In 2005 and 2006, Sebring photographed the art of renowned French sculptors Claude and Françoise Lalanne for the book Lalanne, published in 2006. His photographs have been included in Patti Smith Complete: Lyrics, Reflections and Notes for the Future and on her albums Gung Ho, Land and Twelve. He continues collaborating with Smith, photographing and producing the art exhibit “Objects of Life,” which premiered in 2008 in Park City, Utah, in conjunction with Sundance, and creating the book Patti Smith: Dream of Life (Rizzoli, 2008).

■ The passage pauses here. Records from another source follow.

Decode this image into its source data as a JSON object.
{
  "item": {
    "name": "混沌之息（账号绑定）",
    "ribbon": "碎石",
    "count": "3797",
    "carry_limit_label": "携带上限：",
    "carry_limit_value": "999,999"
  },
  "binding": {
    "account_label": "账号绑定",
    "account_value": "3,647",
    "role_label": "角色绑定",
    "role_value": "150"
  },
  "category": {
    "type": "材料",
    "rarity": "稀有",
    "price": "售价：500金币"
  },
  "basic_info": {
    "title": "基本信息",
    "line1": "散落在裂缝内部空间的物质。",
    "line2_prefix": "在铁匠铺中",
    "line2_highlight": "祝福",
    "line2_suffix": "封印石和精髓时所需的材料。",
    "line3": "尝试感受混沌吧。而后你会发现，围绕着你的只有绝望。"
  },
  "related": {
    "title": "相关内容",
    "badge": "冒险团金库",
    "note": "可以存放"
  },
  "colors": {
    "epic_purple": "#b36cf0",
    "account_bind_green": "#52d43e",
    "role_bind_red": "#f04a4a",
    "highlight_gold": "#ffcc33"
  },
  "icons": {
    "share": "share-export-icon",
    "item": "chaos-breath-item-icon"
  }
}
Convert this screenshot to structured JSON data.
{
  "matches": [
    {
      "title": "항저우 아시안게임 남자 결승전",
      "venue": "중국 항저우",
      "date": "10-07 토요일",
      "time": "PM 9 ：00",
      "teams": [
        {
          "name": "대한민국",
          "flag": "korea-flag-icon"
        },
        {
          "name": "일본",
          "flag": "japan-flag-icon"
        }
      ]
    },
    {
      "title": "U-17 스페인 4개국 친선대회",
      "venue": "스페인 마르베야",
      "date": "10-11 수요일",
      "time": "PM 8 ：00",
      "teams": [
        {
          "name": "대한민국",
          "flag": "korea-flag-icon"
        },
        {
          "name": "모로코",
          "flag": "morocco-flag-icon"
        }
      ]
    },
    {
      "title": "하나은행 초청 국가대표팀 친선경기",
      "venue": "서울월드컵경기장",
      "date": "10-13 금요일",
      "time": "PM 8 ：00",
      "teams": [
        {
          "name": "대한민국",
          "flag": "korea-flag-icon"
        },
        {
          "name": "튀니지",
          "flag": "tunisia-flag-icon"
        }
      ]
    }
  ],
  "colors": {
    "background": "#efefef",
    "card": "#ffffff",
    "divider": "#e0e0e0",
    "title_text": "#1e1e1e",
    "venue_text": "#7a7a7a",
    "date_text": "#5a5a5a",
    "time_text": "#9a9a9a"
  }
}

Margaret Smilow, Executive Producer/Co-producer | Margaret Smilow has been producing award-winning films on international culture and arts since 1979. Her projects with Alternate Current, the company she founded in 1979, include the highly acclaimed Music for the Movies, a collection of films on the art and craft of scoring music for feature films. The first film in the series, Bernard Hermann, was nominated for an Academy Award in 1992. Other works include Great Musicals: The Arthur Freed Unit at MGM, Dashiell Hammett. Detective. Writer., Busby Berkeley: Going Through the Roof and Isamu Noguchi: The Sculpture of Spaces.

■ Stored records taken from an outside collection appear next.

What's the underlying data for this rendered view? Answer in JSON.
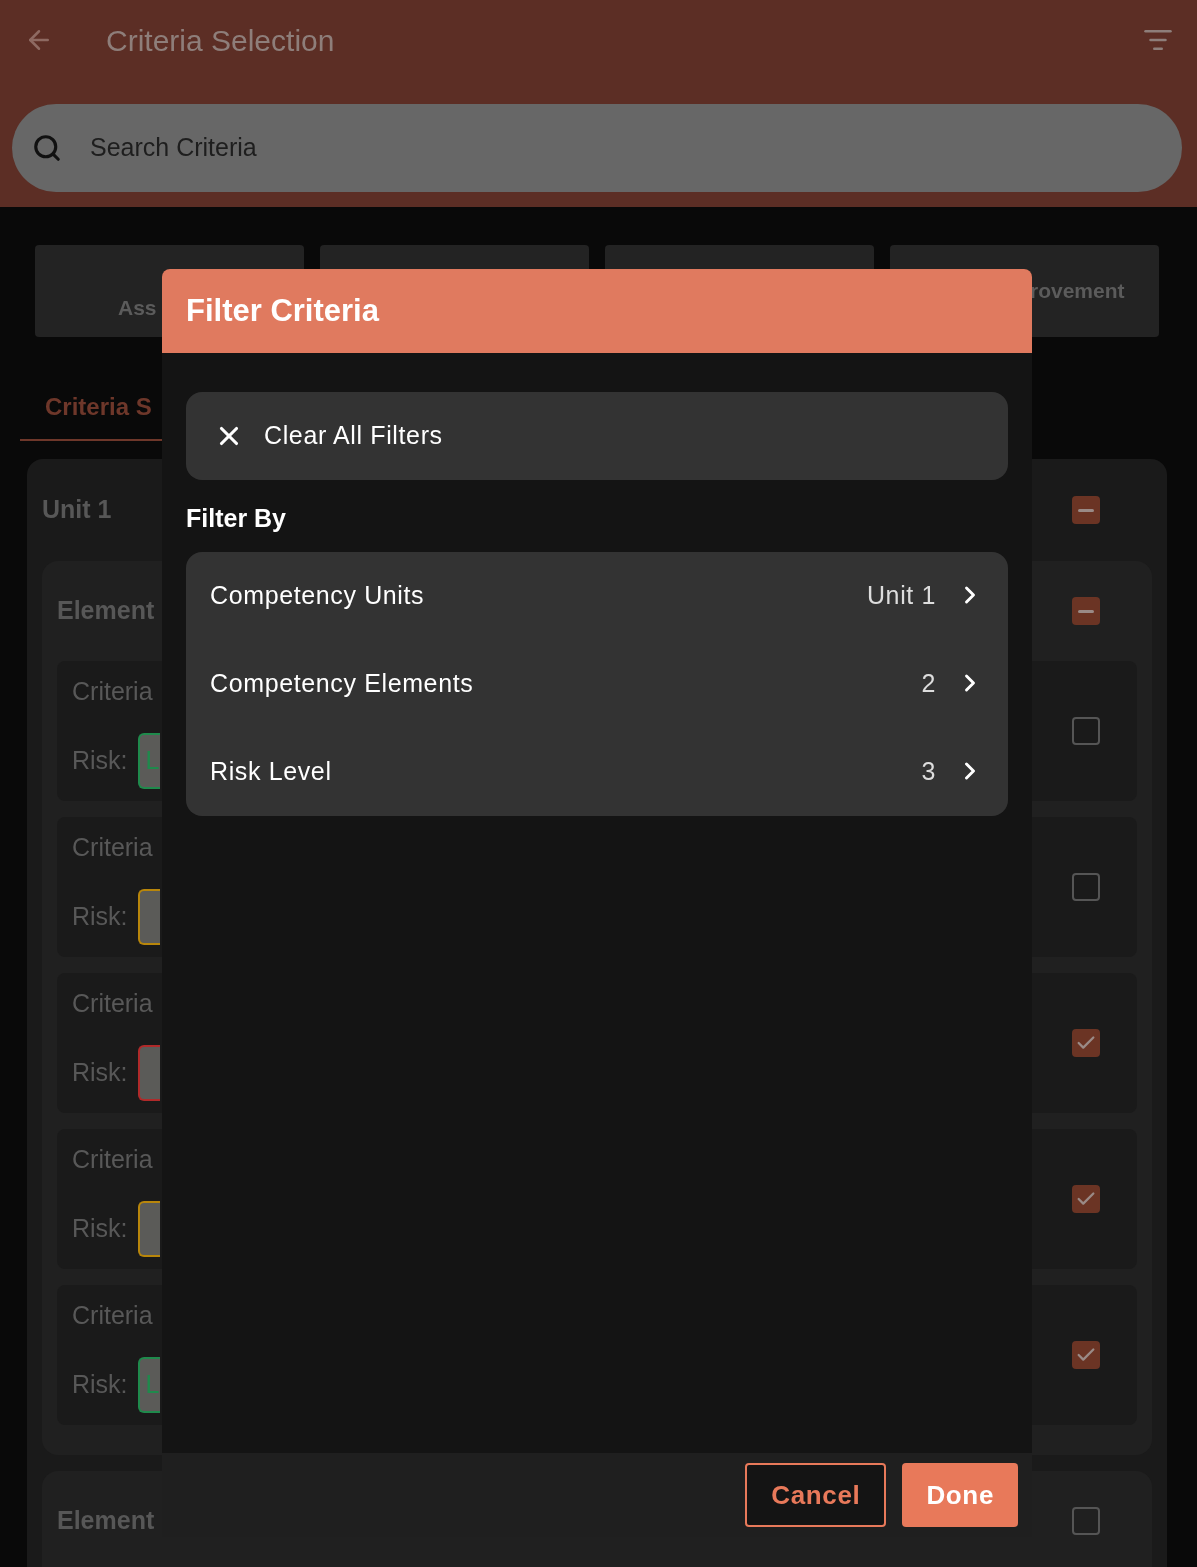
{
  "app_bar": {
    "title": "Criteria Selection"
  },
  "search": {
    "placeholder": "Search Criteria"
  },
  "summary_tiles": [
    {
      "kind": "text",
      "lines": [
        "Ass"
      ]
    },
    {
      "kind": "blank"
    },
    {
      "kind": "blank"
    },
    {
      "kind": "text",
      "lines": [
        "rovement"
      ]
    }
  ],
  "tabs": [
    {
      "label": "Criteria S",
      "selected": true
    }
  ],
  "units": [
    {
      "name": "Unit 1",
      "checked": true,
      "partial": true,
      "elements": [
        {
          "name": "Element",
          "checked": true,
          "partial": true,
          "criteria": [
            {
              "name": "Criteria",
              "risk_label": "Risk:",
              "risk": "L",
              "color": "#1f8a4c",
              "checked": false
            },
            {
              "name": "Criteria",
              "risk_label": "Risk:",
              "color": "#b8860b",
              "checked": false
            },
            {
              "name": "Criteria",
              "risk_label": "Risk:",
              "color": "#b02a2a",
              "checked": true
            },
            {
              "name": "Criteria",
              "risk_label": "Risk:",
              "color": "#b8860b",
              "checked": true
            },
            {
              "name": "Criteria",
              "risk_label": "Risk:",
              "risk": "L",
              "color": "#1f8a4c",
              "checked": true
            }
          ]
        },
        {
          "name": "Element",
          "checked": false
        }
      ]
    }
  ],
  "dialog": {
    "title": "Filter Criteria",
    "clear_button": "Clear All Filters",
    "section_title": "Filter By",
    "filters": [
      {
        "label": "Competency Units",
        "value": "Unit 1"
      },
      {
        "label": "Competency Elements",
        "value": "2"
      },
      {
        "label": "Risk Level",
        "value": "3"
      }
    ],
    "buttons": [
      {
        "label": "Cancel",
        "kind": "outlined"
      },
      {
        "label": "Done",
        "kind": "filled"
      }
    ]
  }
}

Smilow joined THIRTEEN and WNET.ORG in 1997 as director of culture, arts and documentaries. She recently produced Barenboim on Beethoven, which features the pianist performing all 32 piano sonatas, and Simon Schama’s Power of Art, an eight-part television history of the creative moment featuring eight artists. The episode “Bernini” won an International Emmy Award.
She received the 1999 Creative Arts Emmy Award for Outstanding Classical Music – Dance Program for Itzhak Perlman: Fiddling for the Future and a Nonfiction Series Emmy for Leonard Bernstein: Reaching for the Note. Her projects for PBS’ Great Performances include “Kurosawa,” “Making the Misfits” and “Degas and the Dance,” which won a Peabody Award.

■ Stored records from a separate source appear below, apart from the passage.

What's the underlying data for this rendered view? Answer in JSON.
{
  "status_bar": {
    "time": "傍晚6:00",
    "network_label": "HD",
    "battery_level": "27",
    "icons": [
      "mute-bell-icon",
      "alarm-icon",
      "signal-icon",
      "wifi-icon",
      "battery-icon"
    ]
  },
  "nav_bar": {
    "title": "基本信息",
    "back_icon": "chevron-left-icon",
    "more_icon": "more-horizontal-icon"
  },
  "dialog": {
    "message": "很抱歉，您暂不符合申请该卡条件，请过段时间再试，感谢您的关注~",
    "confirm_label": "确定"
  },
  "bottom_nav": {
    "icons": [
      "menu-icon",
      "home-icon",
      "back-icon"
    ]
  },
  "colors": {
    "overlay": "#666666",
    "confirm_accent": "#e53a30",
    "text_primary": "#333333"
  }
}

Simon Kilmurry, Executive Director, American Documentary | POV, Executive Producer, POV | Simon Kilmurry joined American Documentary | POV in 1999 and was appointed executive director in 2006. He oversees all aspects of American Documentary’s programs and operations including the production of POV. Since 2006, POV has been honored with a Special Emmy for Excellence in Television Documentary Filmmaking, 26 Emmy nominations, one Emmy Award, two Academy Award nominations, two Peabody Awards and three Webby nominations.
Kilmurry has been involved in the production and distribution of more than 140 POV films and special presentations, including a live town hall meeting with ABC News’ Nightline and the PBS miniseries Right Here, Right Now. He has helped lead new POV initiatives, including the Diverse Voices Project to support emerging filmmakers and the Webby Award-winning online series Borders.
He has served on panels and juries at national and international festivals, conferences and institutions, including IDFA, DocAviv, SilverDocs, Sheffield Documentary Film Festival, Australian International Documentary Conference, The New School, New York University, Human Rights Watch International Film Festival and the IFP Film Market. Kilmurry is a member of the board of screeners for the duPont-Columbia Awards and is an international advisor to The Greenhouse Fund.
Previously, Kilmurry was associate director at Teachers and Writers Collaborative. He has served as a board member and treasurer for a number of nonprofit organizations including Elders Share the Arts and East Harlem Block Schools. He attended the University of Edinburgh, Scotland, and Columbia University Business School’s Institute for Not-for-Profit Management.